; ; Lecut, Christelle et al
in European Journal of Biochemistry (2000), 267(16), 4960-9
Human secreted group IIA phospholipase A2 (hGIIA) was reported to inhibit prothrombinase activity because of binding to factor Xa. This study further shows that hGIIA and its catalytically inactive H48Q ... [more ▼]
Human secreted group IIA phospholipase A2 (hGIIA) was reported to inhibit prothrombinase activity because of binding to factor Xa. This study further shows that hGIIA and its catalytically inactive H48Q mutant prolong the lag time of thrombin generation in human platelet-rich plasma with similar efficiency, indicating that hGIIA exerts an anticoagulant effect independently of phospholipid hydrolysis under ex vivo conditions. Charge reversal of basic residues on the interfacial binding surface (IBS) of hGIIA leads to decreased ability to inhibit prothrombinase activity, which correlates with a reduced affinity for factor Xa, as determined by surface plasmon resonance.
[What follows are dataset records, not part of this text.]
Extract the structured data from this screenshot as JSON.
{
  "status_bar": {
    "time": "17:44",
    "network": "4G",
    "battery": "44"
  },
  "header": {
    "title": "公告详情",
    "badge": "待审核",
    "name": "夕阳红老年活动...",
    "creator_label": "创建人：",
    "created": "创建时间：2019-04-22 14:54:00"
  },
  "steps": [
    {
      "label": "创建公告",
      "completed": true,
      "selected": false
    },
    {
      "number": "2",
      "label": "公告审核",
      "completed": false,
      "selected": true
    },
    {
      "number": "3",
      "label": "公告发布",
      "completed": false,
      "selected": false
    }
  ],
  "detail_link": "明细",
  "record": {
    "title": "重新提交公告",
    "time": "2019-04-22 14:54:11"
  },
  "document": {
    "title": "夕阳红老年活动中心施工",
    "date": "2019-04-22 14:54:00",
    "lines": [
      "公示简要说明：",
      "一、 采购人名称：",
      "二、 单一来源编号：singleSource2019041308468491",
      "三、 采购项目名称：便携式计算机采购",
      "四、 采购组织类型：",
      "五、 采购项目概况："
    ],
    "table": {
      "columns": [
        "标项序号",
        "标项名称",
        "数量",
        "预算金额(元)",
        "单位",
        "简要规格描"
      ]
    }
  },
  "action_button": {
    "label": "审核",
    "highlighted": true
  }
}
Mutation of other surface-exposed basic residues, hydrophobic residues on the IBS, and His48, does not affect the ability of hGIIA to inhibit prothrombinase activity and bind to factor Xa. Other basic, but not neutral or acidic, mammalian secreted phospholipases A2 (sPLA2s) exert a phospholipid-independent inhibitory effect on prothrombinase activity, suggesting that these basic sPLA2s also bind to factor Xa. In conclusion, this study demonstrates that the anticoagulant effect of hGIIA is independent of phospholipid hydrolysis and is based on its interaction with factor Xa, leading to prothrombinase inhibition, even under ex vivo conditions. This study also shows that such an interaction involves basic residues located on the IBS of hGIIA, and suggests that other basic mammalian sPLA2s may also inhibit blood coagulation by a similar mechanism to that described for hGIIA. [less ▲]Detailed reference viewed: 20 (4 ULg)